With this new guarantee, Mr Dunlap said the resort’s board of directors voted unanimously to commence taking reservations for the new hotels and convention centre from the public.
The March 27 opening was again confirmed in a January, 2015, Beijing meeting between Mr Izmirlian, Prime Minister Perry Christie and representatives from the CEXIM bank and CCA.
Baha Mar hired an additional 2,070 employees and staff, including more than 1,700 employees that received specialised training for positions in the Project’s new hotels and casino.
“In addition, the Debtors spent substantial funds on their pre-opening marketing and advertising campaigns, fully stocking their facilities with food and beverage supplies and other inventories, and stocking their vault with the $4.5 million in cash necessary to open the casino,” the affidavit read.
Despite failing to meet the January deadline for the convention centre, Mr Dunlap said no notice was given that the March deadline would not be met.
He said that during that period CCA executives began to ask for the release of retain age funds, which are owed to them upon the “substantial” completion of the project. Mr Dunlap also stated that CCA began to submit inflated invoices for work.
“CCA failed to complete construction by March 27, 2015 without providing any effective advance notice to the Debtors,” the affidavit read.
“Upon admitting such failure, rather than provide a new construction completion date, CCA preferred to discuss payment and funding issues. Shortly thereafter, CCA ceased all material work on the Project.
“As a result, the Debtors were forced to cancel months’ worth of room reservations and group meeting events and provide numerous customers with vouchers, refunds, and in certain cases were required to find customers suitable accommodations elsewhere, all at a cost in excess of $6 million.”
Mr Dunlap said Baha Mar’s management team has made three separate attempts in the last two months to negotiate a resolution with no success.
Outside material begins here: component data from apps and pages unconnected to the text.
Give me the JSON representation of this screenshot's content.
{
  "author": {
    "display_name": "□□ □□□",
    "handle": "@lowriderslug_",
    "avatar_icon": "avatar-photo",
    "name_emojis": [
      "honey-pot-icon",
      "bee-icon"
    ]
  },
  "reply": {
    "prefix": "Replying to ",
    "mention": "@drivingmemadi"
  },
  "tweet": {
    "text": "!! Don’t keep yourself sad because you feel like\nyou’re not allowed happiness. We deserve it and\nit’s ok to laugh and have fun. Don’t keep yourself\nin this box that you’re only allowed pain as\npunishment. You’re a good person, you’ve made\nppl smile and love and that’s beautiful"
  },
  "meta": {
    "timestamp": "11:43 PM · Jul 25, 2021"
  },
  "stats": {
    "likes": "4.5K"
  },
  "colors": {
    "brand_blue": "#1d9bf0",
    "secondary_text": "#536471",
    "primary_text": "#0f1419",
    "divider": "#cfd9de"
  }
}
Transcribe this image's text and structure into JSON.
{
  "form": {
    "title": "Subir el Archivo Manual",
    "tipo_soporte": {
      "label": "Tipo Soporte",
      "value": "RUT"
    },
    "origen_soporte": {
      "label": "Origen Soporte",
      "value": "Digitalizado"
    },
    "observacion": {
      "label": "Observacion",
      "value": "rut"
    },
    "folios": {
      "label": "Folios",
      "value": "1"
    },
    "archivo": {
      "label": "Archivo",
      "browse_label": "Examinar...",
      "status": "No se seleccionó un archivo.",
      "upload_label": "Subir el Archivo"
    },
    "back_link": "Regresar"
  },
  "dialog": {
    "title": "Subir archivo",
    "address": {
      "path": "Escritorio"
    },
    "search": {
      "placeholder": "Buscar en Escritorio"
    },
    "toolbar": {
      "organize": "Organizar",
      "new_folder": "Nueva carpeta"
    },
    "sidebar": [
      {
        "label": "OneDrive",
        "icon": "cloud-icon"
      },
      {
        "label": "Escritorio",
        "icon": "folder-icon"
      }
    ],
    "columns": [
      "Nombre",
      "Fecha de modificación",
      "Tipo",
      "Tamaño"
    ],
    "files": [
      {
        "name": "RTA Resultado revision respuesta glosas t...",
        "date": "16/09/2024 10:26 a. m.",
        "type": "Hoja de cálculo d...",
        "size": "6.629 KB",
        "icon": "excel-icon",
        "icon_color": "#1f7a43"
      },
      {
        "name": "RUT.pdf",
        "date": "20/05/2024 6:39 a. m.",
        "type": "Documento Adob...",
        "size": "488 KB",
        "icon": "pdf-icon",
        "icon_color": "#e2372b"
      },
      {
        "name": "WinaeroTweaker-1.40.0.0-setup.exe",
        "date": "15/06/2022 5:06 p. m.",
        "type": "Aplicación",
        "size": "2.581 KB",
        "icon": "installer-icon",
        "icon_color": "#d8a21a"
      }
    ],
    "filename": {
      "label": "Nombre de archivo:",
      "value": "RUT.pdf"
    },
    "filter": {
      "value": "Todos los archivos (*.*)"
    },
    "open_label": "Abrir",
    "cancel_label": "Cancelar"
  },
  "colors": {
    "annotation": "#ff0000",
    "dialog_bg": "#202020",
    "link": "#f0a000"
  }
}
“With its cash exhausted and no other viable options for pursuing continued negotiations, the Debtors commenced the Chapter 11 Cases on the Petition Date,” it added.